Records contained in a dataset
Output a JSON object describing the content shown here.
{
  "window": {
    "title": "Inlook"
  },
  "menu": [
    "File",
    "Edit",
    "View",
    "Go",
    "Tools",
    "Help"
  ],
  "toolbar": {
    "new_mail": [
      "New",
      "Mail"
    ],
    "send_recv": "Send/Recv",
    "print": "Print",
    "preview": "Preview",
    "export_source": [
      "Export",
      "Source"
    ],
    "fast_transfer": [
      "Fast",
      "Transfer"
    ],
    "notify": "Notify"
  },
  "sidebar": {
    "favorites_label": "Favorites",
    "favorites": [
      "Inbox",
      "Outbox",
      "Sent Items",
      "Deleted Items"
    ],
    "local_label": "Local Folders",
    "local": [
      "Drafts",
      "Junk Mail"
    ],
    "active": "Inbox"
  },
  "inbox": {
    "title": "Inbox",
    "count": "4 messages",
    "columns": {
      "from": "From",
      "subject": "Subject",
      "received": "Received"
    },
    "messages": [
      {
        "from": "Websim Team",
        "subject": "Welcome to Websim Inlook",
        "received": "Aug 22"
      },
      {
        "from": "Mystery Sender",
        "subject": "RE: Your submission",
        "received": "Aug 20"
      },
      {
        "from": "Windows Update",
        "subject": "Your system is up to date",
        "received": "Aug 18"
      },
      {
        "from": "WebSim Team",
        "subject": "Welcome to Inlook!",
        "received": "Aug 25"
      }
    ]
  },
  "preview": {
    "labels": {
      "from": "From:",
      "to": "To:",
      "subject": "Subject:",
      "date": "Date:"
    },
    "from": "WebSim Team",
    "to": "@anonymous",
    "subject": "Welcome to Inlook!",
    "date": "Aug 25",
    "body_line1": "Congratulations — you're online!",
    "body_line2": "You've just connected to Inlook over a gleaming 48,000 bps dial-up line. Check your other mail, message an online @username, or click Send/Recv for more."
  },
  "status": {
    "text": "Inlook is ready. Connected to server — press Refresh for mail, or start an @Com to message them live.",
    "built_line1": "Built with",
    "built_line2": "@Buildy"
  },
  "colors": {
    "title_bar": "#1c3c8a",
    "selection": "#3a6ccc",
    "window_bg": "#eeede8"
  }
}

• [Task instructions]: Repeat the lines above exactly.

• [Result for this task]:
Output a JSON object describing the content shown here.
{
  "window": {
    "title": "Inlook"
  },
  "menu": [
    "File",
    "Edit",
    "View",
    "Go",
    "Tools",
    "Help"
  ],
  "toolbar": {
    "new_mail": [
      "New",
      "Mail"
    ],
    "send_recv": "Send/Recv",
    "print": "Print",
    "preview": "Preview",
    "export_source": [
      "Export",
      "Source"
    ],
    "fast_transfer": [
      "Fast",
      "Transfer"
    ],
    "notify": "Notify"
  },
  "sidebar": {
    "favorites_label": "Favorites",
    "favorites": [
      "Inbox",
      "Outbox",
      "Sent Items",
      "Deleted Items"
    ],
    "local_label": "Local Folders",
    "local": [
      "Drafts",
      "Junk Mail"
    ],
    "active": "Inbox"
  },
  "inbox": {
    "title": "Inbox",
    "count": "4 messages",
    "columns": {
      "from": "From",
      "subject": "Subject",
      "received": "Received"
    },
    "messages": [
      {
        "from": "Websim Team",
        "subject": "Welcome to Websim Inlook",
        "received": "Aug 22"
      },
      {
        "from": "Mystery Sender",
        "subject": "RE: Your submission",
        "received": "Aug 20"
      },
      {
        "from": "Windows Update",
        "subject": "Your system is up to date",
        "received": "Aug 18"
      },
      {
        "from": "WebSim Team",
        "subject": "Welcome to Inlook!",
        "received": "Aug 25"
      }
    ]
  },
  "preview": {
    "labels": {
      "from": "From:",
      "to": "To:",
      "subject": "Subject:",
      "date": "Date:"
    },
    "from": "WebSim Team",
    "to": "@anonymous",
    "subject": "Welcome to Inlook!",
    "date": "Aug 25",
    "body_line1": "Congratulations — you're online!",
    "body_line2": "You've just connected to Inlook over a gleaming 48,000 bps dial-up line. Check your other mail, message an online @username, or click Send/Recv for more."
  },
  "status": {
    "text": "Inlook is ready. Connected to server — press Refresh for mail, or start an @Com to message them live.",
    "built_line1": "Built with",
    "built_line2": "@Buildy"
  },
  "colors": {
    "title_bar": "#1c3c8a",
    "selection": "#3a6ccc",
    "window_bg": "#eeede8"
  }
}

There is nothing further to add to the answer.